I started photography when I was at university as I learnt to take pictures underwater, as part of the activities my diving club was offering. You can see the legacy of this in my underwater section, especially my interest for sharks. Taking pictures underwater is not the easiest way to learn photography and the first pictures were very disappointing but I kept at it. Before long, I had good pictures from the Mediterranean and the Red Sea.
In 2001, I bought a Nikon F60 camera and two lenses. Since then I have upgraded my gear slowly but surely, going for the Nikon D70, then the D200, which I still use, and now the D700, which I love.

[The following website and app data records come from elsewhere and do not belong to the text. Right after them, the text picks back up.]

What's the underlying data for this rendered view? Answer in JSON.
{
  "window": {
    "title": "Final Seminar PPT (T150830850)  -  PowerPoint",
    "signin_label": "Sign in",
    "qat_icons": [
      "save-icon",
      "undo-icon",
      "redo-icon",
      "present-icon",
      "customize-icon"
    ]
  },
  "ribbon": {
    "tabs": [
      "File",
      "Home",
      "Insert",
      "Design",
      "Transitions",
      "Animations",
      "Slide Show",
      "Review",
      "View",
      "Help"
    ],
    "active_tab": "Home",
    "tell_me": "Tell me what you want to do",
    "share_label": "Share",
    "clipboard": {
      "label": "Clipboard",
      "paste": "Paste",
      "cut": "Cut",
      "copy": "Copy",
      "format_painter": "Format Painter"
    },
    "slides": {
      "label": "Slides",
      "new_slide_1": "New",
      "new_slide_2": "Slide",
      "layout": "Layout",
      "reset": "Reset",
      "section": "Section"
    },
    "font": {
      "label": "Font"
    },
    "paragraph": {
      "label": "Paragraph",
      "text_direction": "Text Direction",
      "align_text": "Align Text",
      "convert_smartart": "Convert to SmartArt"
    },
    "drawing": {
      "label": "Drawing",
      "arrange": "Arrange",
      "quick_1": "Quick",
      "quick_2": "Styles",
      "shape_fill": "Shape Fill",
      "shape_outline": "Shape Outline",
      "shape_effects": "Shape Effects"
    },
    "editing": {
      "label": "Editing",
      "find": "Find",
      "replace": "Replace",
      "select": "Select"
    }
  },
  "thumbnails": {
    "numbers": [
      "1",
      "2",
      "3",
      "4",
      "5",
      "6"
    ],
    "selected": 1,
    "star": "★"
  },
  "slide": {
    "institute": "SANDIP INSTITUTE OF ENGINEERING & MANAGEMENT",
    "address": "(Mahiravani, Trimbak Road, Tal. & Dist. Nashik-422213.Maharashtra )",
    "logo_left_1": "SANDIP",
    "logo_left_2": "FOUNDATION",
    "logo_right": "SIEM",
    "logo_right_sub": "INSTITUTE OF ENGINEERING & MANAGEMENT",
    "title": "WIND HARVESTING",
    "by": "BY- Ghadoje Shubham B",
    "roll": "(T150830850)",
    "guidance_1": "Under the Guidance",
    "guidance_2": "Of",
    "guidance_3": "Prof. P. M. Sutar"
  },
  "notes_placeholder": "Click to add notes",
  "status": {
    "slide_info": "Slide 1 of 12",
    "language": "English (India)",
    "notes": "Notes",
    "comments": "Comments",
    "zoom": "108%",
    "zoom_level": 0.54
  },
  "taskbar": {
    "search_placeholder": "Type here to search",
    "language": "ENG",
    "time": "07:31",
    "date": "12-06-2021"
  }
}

I use 6 lenses, a 12-24 mm Sigma lens, an 18-105mm Nikon VR lens, a 70-300mm Nikon VR lens, a 28-105 Nikon Macro lens, an 85mm Nikon macro VR lens and a 150-500mm Sigma OS lens. All these lenses were upgraded over the years. One of my most important piece of equipment is my monopod, which can be used as a walking stick, something to move the vegetation and, sometimes, stabilise a camera.
I started wildlife photography going to different zoos around the UK. I also attended three workshops by Wild Arena, gaining access behind the scenes. Moving to Malawi was a huge step as I was very close to all the wildlife I had been dreaming about.
Over the years, my pictures have been used in different media. I have contributed to the Wildlife and Environmental Society of Malawi(WESM) Calendar since 2006, the Department of National Parks and Wildlife (DNPW) have used some of my pictures in their 2010 and 2011 calendars.
Clare and Arnaud with Lions
The Malawi Ministry of Tourism has used some pictures for their brochure published in 2009. Land and Lake Safaris have used my pictures on their websites, postcards and brochures. I was asked in 2008, to contribute to a book about Liwonde National Park and supplied the author with about 40 pictures. The book was published by Central Africana, with whom I have worked ever since. Finally, I have taken pictures for the Lilongwe Wildlife Centre. This structure tries to care for injured or orphaned animals and, whenever possible, tries to release them back in the wild. In 2008, Kelloggs and the Born Free Foundation came onboard for a campaign in the UK to make people adopt monkeys at the Centre in order to raise funds. I took the pictures for the whole campaign and they were on more than 60 millions packets of cereals in the UK. In 2009, the same campaign started in Italy and I was doing the pictures for this one too. In 2011, two of my pictures were published in different newspapers, including the Times in the UK and in several countries around the world, thanks to Catersnews Agency in Birmingham.
Sharing my passion for the wild has always been important. I am very lucky to have a wife who shares this passion and two young children who have already been on many safaris. Whilst teaching in Malawi, I started a Wildlife and Photography club at school. The students' response was very positive and the conclusion of a term's hard work was always a trip to a National Park. Over the years, I have lead many trips and the most rewarding development is that a few students have become excellent photographers and are continuing taking pictures. I also have to mention Jan and Peter Todd and Emma and David Barber for sharing many of my adventures in Malawi (like getting stuck in different places) and Hayley Davidson in Kenya (for her love of getting charged by different animals).
Finally, I would like to say that a lot of the pictures I took in Africa were made possible thanks to a few remarquable individuals: Lee Stewart at the Wildlife Centre, Lilongwe, Mark Sprong, at Land and Lake Safaris and Chris and Pam Badger, at Wilderness Safaris, both in Malawi. But the people who really allowed me to express myself were the guides who first taught me a lot about the bush and put me in the best conditions possible to take the shots. I have been with many and they should all be thanked but three stand out: McLoud and Angel in Liwonde National Park and Andrew Bwalya in South Luangwa National Park.